■ **Your goal**: Show every line from the data below that includes "Monday".

■ **Extracted entries**:
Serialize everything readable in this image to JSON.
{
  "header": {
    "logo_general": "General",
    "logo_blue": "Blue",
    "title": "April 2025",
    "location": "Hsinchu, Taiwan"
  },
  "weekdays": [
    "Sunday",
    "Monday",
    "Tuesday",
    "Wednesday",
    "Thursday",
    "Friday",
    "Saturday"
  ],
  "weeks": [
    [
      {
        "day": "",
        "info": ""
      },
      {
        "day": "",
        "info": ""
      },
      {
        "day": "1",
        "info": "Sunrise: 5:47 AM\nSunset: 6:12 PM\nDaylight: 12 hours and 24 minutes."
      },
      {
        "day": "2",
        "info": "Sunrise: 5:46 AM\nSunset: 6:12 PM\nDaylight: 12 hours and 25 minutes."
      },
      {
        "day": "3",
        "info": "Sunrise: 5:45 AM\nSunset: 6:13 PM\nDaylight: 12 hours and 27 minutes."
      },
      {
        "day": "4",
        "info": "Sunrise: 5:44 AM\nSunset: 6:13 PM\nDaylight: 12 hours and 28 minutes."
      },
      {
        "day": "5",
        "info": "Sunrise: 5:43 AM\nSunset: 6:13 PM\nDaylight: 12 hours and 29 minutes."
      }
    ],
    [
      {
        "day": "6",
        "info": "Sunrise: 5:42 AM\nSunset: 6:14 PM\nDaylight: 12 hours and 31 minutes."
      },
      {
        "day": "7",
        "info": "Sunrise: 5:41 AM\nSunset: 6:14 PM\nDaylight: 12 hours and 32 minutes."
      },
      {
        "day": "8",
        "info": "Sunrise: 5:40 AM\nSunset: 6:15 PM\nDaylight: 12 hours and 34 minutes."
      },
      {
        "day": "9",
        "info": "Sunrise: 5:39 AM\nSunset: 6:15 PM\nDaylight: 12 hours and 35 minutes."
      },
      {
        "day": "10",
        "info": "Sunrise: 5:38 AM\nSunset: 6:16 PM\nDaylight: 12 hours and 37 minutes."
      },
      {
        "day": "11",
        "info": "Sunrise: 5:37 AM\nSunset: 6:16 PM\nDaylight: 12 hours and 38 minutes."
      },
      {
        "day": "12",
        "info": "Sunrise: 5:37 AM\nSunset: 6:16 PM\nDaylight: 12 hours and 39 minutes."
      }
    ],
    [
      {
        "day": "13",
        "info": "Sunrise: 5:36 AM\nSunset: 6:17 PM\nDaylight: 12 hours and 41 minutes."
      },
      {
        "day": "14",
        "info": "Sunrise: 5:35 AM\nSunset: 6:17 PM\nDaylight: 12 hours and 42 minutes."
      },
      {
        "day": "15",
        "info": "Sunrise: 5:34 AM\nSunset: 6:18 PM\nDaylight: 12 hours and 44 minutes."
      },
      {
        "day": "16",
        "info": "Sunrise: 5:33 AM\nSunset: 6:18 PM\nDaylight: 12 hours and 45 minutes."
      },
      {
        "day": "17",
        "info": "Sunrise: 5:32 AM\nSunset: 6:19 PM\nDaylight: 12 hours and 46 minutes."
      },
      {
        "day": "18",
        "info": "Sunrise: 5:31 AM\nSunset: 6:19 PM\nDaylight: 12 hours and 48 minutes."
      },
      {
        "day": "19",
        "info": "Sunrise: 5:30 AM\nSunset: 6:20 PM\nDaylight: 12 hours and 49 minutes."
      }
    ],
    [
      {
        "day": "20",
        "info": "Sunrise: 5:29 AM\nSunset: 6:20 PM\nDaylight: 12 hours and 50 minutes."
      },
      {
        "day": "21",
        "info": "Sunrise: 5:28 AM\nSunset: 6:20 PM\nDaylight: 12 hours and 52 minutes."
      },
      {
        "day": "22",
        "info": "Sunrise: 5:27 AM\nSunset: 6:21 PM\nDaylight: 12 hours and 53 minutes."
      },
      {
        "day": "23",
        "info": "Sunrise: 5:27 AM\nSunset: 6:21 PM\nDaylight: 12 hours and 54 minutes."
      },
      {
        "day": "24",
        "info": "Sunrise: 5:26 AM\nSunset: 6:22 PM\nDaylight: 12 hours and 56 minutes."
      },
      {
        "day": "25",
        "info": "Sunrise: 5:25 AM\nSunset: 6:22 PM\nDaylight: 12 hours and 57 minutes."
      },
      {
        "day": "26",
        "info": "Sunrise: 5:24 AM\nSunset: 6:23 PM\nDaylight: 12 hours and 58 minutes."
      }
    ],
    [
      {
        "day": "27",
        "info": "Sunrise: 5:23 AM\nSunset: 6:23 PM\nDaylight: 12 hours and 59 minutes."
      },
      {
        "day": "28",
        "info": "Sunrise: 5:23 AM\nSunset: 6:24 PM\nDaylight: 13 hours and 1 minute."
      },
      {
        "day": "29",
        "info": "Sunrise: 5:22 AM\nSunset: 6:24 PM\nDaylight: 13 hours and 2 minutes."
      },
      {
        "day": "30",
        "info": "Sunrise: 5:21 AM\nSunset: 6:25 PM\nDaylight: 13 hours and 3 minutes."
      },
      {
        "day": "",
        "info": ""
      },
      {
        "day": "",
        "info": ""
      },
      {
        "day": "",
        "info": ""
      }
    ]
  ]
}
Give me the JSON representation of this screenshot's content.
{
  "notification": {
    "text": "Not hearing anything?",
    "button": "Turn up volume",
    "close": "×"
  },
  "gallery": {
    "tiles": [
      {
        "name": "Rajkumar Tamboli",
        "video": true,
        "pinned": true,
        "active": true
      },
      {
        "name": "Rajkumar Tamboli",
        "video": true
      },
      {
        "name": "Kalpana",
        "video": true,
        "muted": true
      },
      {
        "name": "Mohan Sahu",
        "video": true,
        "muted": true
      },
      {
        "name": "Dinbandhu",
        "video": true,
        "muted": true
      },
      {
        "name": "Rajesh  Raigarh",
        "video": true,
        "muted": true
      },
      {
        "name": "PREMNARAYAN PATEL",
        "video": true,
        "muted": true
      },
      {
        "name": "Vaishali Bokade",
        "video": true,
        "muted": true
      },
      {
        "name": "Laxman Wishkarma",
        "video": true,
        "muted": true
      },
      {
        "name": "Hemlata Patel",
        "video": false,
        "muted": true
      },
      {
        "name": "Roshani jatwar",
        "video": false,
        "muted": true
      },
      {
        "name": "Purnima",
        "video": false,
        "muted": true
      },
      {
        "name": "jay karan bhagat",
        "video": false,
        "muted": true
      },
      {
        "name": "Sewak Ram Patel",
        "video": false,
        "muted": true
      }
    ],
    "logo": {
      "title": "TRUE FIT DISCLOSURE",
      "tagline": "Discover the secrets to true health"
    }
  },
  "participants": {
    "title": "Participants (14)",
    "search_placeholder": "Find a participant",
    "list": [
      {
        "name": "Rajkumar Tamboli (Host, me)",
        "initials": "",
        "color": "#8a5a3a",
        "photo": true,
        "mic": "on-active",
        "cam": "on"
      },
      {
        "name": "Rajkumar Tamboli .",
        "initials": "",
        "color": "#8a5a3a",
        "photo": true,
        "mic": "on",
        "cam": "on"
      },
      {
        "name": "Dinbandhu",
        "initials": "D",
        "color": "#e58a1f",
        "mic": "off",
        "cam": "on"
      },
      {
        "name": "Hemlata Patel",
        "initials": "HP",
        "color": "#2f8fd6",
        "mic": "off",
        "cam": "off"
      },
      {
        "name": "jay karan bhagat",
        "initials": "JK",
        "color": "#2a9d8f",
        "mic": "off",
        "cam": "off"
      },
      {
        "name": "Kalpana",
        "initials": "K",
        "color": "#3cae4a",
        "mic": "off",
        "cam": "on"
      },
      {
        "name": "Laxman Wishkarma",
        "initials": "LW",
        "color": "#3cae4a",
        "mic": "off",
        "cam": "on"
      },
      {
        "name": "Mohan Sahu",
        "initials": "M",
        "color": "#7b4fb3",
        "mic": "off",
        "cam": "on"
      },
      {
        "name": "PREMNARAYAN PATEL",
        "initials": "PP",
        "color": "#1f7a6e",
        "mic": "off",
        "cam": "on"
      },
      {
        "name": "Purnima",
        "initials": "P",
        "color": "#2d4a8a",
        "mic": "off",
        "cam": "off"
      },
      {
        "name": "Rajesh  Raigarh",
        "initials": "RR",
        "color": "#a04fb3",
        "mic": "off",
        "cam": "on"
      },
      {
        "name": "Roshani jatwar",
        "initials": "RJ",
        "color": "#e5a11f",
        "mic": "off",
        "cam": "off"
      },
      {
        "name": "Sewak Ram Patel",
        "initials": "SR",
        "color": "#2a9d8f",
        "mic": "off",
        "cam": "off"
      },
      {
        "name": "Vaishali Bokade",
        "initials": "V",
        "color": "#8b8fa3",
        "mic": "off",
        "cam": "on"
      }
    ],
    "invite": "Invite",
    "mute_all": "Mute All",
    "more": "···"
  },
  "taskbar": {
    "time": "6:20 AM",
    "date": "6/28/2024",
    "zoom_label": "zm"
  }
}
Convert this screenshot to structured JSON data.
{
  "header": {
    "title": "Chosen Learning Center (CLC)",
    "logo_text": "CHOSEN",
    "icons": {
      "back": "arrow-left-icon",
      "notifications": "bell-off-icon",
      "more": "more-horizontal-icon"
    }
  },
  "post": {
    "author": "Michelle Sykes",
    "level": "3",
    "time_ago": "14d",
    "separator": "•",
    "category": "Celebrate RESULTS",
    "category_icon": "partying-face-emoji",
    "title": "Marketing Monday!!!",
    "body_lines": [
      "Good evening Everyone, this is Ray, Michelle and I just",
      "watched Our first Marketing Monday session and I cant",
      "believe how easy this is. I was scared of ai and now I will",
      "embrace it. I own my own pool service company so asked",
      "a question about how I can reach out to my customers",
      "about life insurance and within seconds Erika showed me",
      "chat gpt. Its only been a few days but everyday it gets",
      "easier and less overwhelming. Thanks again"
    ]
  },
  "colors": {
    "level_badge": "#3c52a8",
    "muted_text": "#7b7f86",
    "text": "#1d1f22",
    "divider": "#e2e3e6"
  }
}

■ **Result of this exercise**:
    "Monday",
    "title": "Marketing Monday!!!",
      "watched Our first Marketing Monday session and I cant",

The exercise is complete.